Critical to the thick phone agenda is the promise of battery life. The thing is, battery science moves slowly, at least compared to the rapid pace of iteration of other smartphone components. Batteries will always take up a certain amount of space because of physics and chemistry, and it's hard to push the envelope on performance (say, with a power-hungry chip like the Pixel 7 Pro’s Tensor G2) without backing things up with a bigger battery.
The fix introduced when thinner phones were still the name of the game, was fast charging. OnePlus cornered the market for a long time with ridiculously fast wired charging speeds, making the company’s already large smartphone batteries last even longer. The OnePlus 10T 5G supports up to 125W SuperVOOC charging, which gets you from zero to 100 percent battery in 20 minutes. Even the OnePlus 11 sneaks in 80W fast charging.
But why rely on a special charger when you can just buy a slightly thicker phone with a greater battery capacity right off the bat? Changing up the design of our smartphones could keep us scrolling for longer, without the need for extra equipment, a benefit I think everyone will appreciate.
A More Robust Camera
The other major component that can take advantage of the added space of a thick phone is the camera. We already know the iPhone 15 Pro’s camera bump is going to be huge, and it's widely assumed that’s because Apple is adopting a periscope lens on its high-end smartphones.
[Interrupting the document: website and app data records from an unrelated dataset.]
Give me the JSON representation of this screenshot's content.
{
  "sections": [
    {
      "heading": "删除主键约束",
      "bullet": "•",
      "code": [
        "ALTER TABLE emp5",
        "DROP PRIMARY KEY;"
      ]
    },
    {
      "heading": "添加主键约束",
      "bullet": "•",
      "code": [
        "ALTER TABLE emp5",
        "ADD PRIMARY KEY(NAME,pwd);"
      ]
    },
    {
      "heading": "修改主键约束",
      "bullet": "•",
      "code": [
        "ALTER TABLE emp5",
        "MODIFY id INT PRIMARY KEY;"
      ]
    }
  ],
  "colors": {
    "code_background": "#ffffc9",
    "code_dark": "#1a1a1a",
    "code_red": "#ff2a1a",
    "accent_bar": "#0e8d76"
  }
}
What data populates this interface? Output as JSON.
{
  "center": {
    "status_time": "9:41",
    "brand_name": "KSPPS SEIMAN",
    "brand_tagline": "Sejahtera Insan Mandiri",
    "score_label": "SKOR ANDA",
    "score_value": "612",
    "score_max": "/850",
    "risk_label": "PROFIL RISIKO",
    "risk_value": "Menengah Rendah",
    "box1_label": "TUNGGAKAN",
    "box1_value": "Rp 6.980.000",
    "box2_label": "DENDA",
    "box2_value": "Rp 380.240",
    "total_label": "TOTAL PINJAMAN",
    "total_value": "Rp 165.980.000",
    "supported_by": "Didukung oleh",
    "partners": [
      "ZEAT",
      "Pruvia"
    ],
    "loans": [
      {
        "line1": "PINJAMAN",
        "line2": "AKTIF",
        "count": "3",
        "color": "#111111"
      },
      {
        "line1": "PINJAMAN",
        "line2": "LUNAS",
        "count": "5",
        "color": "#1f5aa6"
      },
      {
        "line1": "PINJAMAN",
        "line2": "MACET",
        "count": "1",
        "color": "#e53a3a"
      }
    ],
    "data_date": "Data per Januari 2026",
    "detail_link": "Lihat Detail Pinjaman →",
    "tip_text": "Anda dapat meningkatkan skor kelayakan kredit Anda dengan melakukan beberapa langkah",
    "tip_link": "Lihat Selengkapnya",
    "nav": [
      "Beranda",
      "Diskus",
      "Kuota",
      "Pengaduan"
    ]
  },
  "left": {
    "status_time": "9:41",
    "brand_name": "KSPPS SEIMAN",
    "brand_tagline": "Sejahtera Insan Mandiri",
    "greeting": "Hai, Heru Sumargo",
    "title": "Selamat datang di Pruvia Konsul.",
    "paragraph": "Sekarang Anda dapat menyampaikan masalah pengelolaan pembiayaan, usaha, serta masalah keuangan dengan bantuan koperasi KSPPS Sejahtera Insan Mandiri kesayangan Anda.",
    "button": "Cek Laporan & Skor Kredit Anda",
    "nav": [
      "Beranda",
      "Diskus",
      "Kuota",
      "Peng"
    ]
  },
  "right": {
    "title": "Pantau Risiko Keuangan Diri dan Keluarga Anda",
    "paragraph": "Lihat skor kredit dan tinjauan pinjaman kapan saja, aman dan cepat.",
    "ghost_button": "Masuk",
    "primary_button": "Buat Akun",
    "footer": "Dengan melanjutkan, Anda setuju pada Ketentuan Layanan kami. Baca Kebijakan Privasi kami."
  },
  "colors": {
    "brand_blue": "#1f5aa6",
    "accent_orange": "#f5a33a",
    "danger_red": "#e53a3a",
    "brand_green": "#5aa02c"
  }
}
Periscope lenses use mirrors to reflect light onto an image sensor and offer a more dramatic optical zoom without the need for digital processing. It’s how Samsung achieves its ridiculous “100X Space Zoom” (technically a combination of optical and digital zooms) on the Galaxy S20 Ultra, and was first popularized by the Huawei P30. Naturally, this takes up more space than a traditional lens, and technically, you could achieve an even greater zoom with an even larger periscope setup, but that won’t happen and won’t look natural without a bigger phone (and an even more ridiculous camera plateau).
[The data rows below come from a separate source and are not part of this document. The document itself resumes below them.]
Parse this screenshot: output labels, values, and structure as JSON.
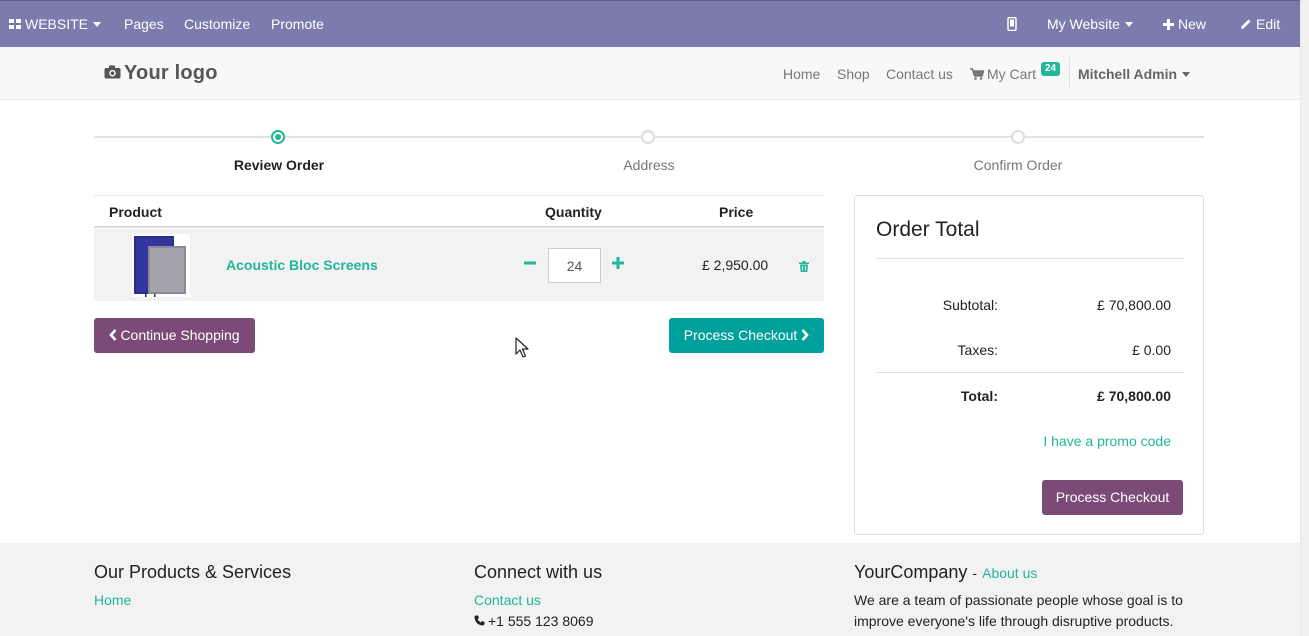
{
  "admin_bar": {
    "app_label": "WEBSITE",
    "menu": [
      "Pages",
      "Customize",
      "Promote"
    ],
    "site_selector": "My Website",
    "new_label": "New",
    "edit_label": "Edit"
  },
  "header": {
    "logo": "Your logo",
    "nav": [
      "Home",
      "Shop",
      "Contact us"
    ],
    "cart_label": "My Cart",
    "cart_count": "24",
    "user": "Mitchell Admin"
  },
  "wizard": {
    "steps": [
      "Review Order",
      "Address",
      "Confirm Order"
    ],
    "active_step": "Review Order"
  },
  "cart": {
    "headers": {
      "product": "Product",
      "quantity": "Quantity",
      "price": "Price"
    },
    "items": [
      {
        "name": "Acoustic Bloc Screens",
        "quantity": "24",
        "price": "£ 2,950.00"
      }
    ],
    "continue_label": "Continue Shopping",
    "checkout_label": "Process Checkout"
  },
  "order_total": {
    "title": "Order Total",
    "subtotal_label": "Subtotal:",
    "subtotal": "£ 70,800.00",
    "taxes_label": "Taxes:",
    "taxes": "£ 0.00",
    "total_label": "Total:",
    "total": "£ 70,800.00",
    "promo_label": "I have a promo code",
    "checkout_label": "Process Checkout"
  },
  "footer": {
    "col1_title": "Our Products & Services",
    "col1_link": "Home",
    "col2_title": "Connect with us",
    "col2_link": "Contact us",
    "col2_phone": "+1 555 123 8069",
    "col3_title": "YourCompany",
    "col3_sep": "-",
    "col3_link": "About us",
    "col3_text1": "We are a team of passionate people whose goal is to",
    "col3_text2": "improve everyone's life through disruptive products."
  },
  "colors": {
    "admin_bar": "#7c7bad",
    "accent_teal": "#21b799",
    "button_teal": "#00a09d",
    "button_purple": "#7c4a76"
  }
}
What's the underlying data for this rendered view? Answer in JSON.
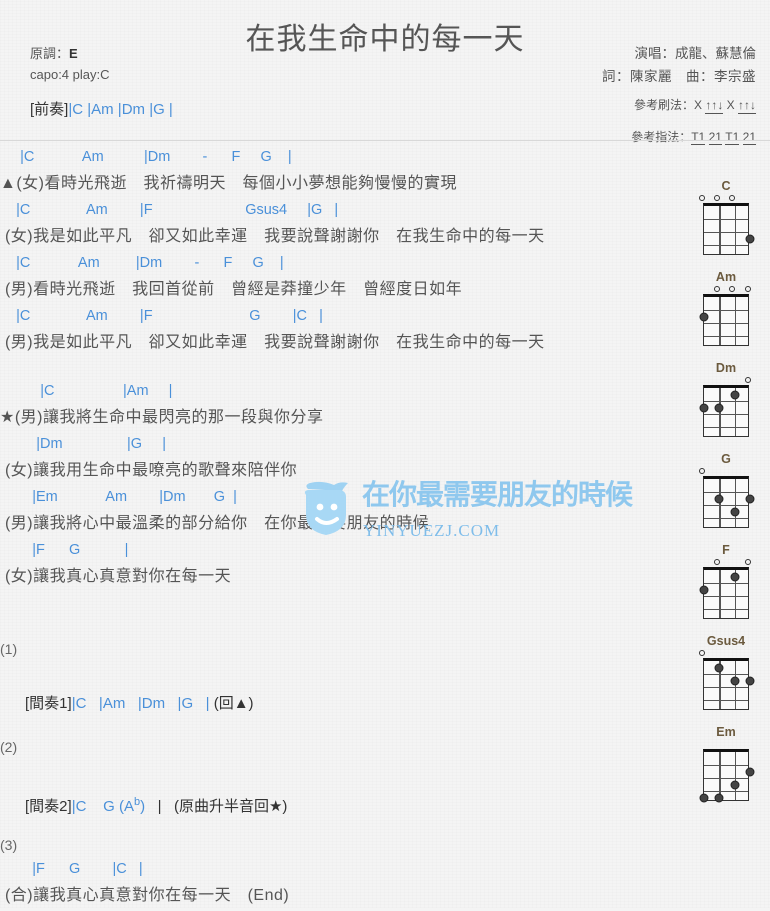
{
  "header": {
    "title": "在我生命中的每一天",
    "original_key_label": "原調：",
    "original_key": "E",
    "capo_line": "capo:4 play:C",
    "singer_line": "演唱：成龍、蘇慧倫",
    "credit_line": "詞：陳家麗　曲：李宗盛",
    "strum_label": "參考刷法：",
    "strum_pattern": "X ↑↑↓ X ↑↑↓",
    "finger_label": "參考指法：",
    "finger_pattern": "T1 21 T1 21"
  },
  "prelude": {
    "label": "[前奏]",
    "chords": "|C    |Am    |Dm    |G    |"
  },
  "sections": [
    {
      "id": "verse1-line1",
      "chords": "     |C            Am          |Dm        -      F     G    |",
      "lyric": "▲(女)看時光飛逝　我祈禱明天　每個小小夢想能夠慢慢的實現"
    },
    {
      "id": "verse1-line2",
      "chords": "    |C              Am        |F                       Gsus4     |G   |",
      "lyric": " (女)我是如此平凡　卻又如此幸運　我要說聲謝謝你　在我生命中的每一天"
    },
    {
      "id": "verse2-line1",
      "chords": "    |C            Am         |Dm        -      F     G    |",
      "lyric": " (男)看時光飛逝　我回首從前　曾經是莽撞少年　曾經度日如年"
    },
    {
      "id": "verse2-line2",
      "chords": "    |C              Am        |F                        G        |C   |",
      "lyric": " (男)我是如此平凡　卻又如此幸運　我要說聲謝謝你　在我生命中的每一天"
    },
    {
      "id": "chorus-line1",
      "chords": "          |C                 |Am     |",
      "lyric": "★(男)讓我將生命中最閃亮的那一段與你分享"
    },
    {
      "id": "chorus-line2",
      "chords": "         |Dm                |G     |",
      "lyric": " (女)讓我用生命中最嘹亮的歌聲來陪伴你"
    },
    {
      "id": "chorus-line3",
      "chords": "        |Em            Am        |Dm       G  |",
      "lyric": " (男)讓我將心中最溫柔的部分給你　在你最需要朋友的時候"
    },
    {
      "id": "chorus-line4",
      "chords": "        |F      G           |",
      "lyric": " (女)讓我真心真意對你在每一天"
    }
  ],
  "endings": [
    {
      "number": "(1)",
      "label": "[間奏1]",
      "chords_pre": "|C   |Am   |Dm   |G   |",
      "note": " (回▲)"
    },
    {
      "number": "(2)",
      "label": "[間奏2]",
      "chords_pre": "|C    G",
      "alt_chord_open": " (A",
      "alt_chord_flat": "b",
      "alt_chord_close": ")",
      "chords_post": "   |",
      "note": "   (原曲升半音回★)"
    }
  ],
  "final": {
    "number": "(3)",
    "chords": "        |F      G        |C   |",
    "lyric": " (合)讓我真心真意對你在每一天　(End)"
  },
  "diagrams": [
    {
      "name": "C",
      "open": [
        true,
        true,
        true,
        false
      ],
      "dots": [
        {
          "string": 4,
          "fret": 3
        }
      ]
    },
    {
      "name": "Am",
      "open": [
        false,
        true,
        true,
        true
      ],
      "dots": [
        {
          "string": 1,
          "fret": 2
        }
      ]
    },
    {
      "name": "Dm",
      "open": [
        false,
        false,
        false,
        true
      ],
      "dots": [
        {
          "string": 3,
          "fret": 1
        },
        {
          "string": 1,
          "fret": 2
        },
        {
          "string": 2,
          "fret": 2
        }
      ]
    },
    {
      "name": "G",
      "open": [
        true,
        false,
        false,
        false
      ],
      "dots": [
        {
          "string": 2,
          "fret": 2
        },
        {
          "string": 4,
          "fret": 2
        },
        {
          "string": 3,
          "fret": 3
        }
      ]
    },
    {
      "name": "F",
      "open": [
        false,
        true,
        false,
        true
      ],
      "dots": [
        {
          "string": 3,
          "fret": 1
        },
        {
          "string": 1,
          "fret": 2
        }
      ]
    },
    {
      "name": "Gsus4",
      "open": [
        true,
        false,
        false,
        false
      ],
      "dots": [
        {
          "string": 2,
          "fret": 1
        },
        {
          "string": 3,
          "fret": 2
        },
        {
          "string": 4,
          "fret": 2
        }
      ]
    },
    {
      "name": "Em",
      "open": [
        false,
        false,
        false,
        false
      ],
      "dots": [
        {
          "string": 4,
          "fret": 2
        },
        {
          "string": 3,
          "fret": 3
        },
        {
          "string": 1,
          "fret": 4
        },
        {
          "string": 2,
          "fret": 4
        }
      ]
    }
  ],
  "watermark": {
    "site": "YINYUEZJ.COM",
    "cn": "在你最需要朋友的時候"
  },
  "colors": {
    "chord_blue": "#4a90d9",
    "bar_brown": "#6b5a3e",
    "text_gray": "#555555",
    "page_bg": "#f4f4f4"
  }
}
That’s not just glass either; the same goes for the image sensor itself. If you wanted to slip in a larger one to capture more light but keep every other component the same, you’d probably have to opt for a thicker overall phone. It’d end up looking like something closer to the point-and-shoot cameras smartphones replaced.
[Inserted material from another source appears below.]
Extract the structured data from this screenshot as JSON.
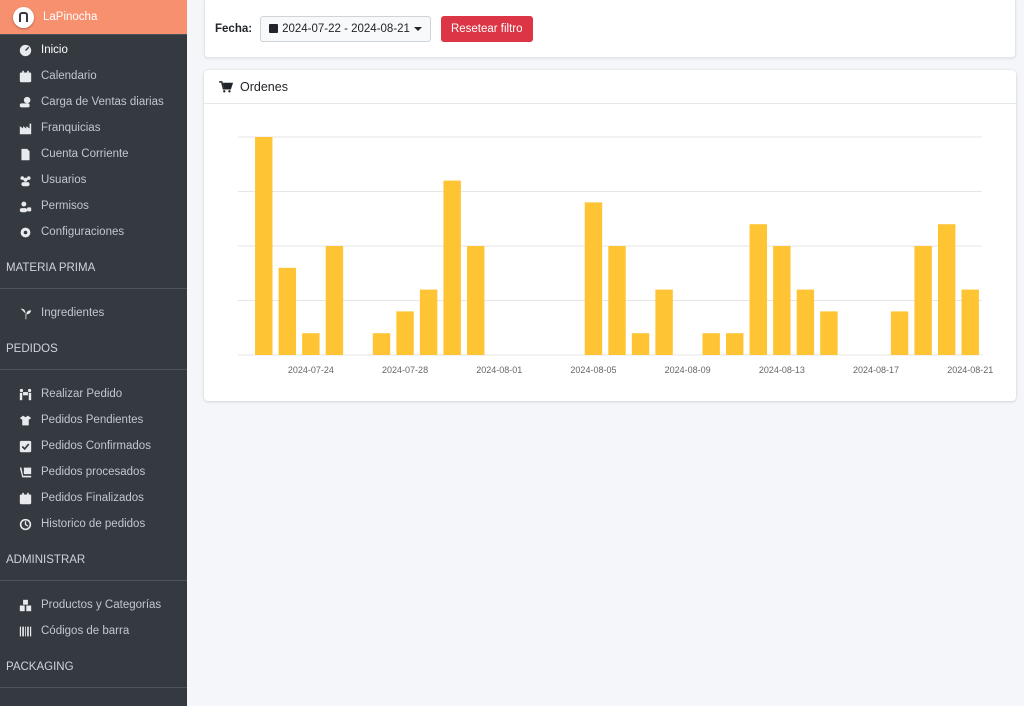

Design That Actually Fits Human Hands
More important than what a roomier phone can do, thick phones are just more comfortable to hold! Our hands are padded and round. They can hold uncomfortable things, but there’s something pleasing about the curved back of an iPhone 3GS that my iPhone 13 mini will never be able to replicate. The thick phone accommodates the natural curve of our hands and the pleasure that comes from holding something with weight.
I didn’t sign up to hold the corner of a MacBook Air; I want something that I’ll actually enjoy holding and using for hours at a time, despite my claims to the latter! No company is guiltier of this abandonment of basic comfort than Apple. In fact, the trend towards thinness and minimalism has been so well-documented at the company across its laptops, desktops, tablets, and phones, that there’s a whole genre of articles dedicated to sussing out whether the next device will be thinner or thicker than the last.
“iPhone 6s photos leak shows new phone will be thicker than iPhone 6, could make cases defunct,” The Independent wrote. “The iPhone 13 is thicker and heavier than the iPhone 12,” Ars Technica reported. You’ll note that both examples highlight Apple’s devices getting thicker because, as of late (read: post-Jony Ive Apple), Apple’s embraced a more robust, thick, substantial (the adjectives go on) phone in exchange for the benefits that the extra space provides. Something that really became obvious with the iPhone 12, which eschewed faux curves for what could be described as a boxy design.
Thick phones have their benefits, and with skinny jeans firmly out of style, there’s never been a better time to embrace them fully. So I'm calling on all phone makers to make a thick phone and be proud of it. Make the claim that changing the design will make using the device more enjoyable. A thicker Pixel 7a is a start, but we must go further. Thin phones had their moment and now thick phones are here. It’s time we all agree that thick phones are actually the best phones.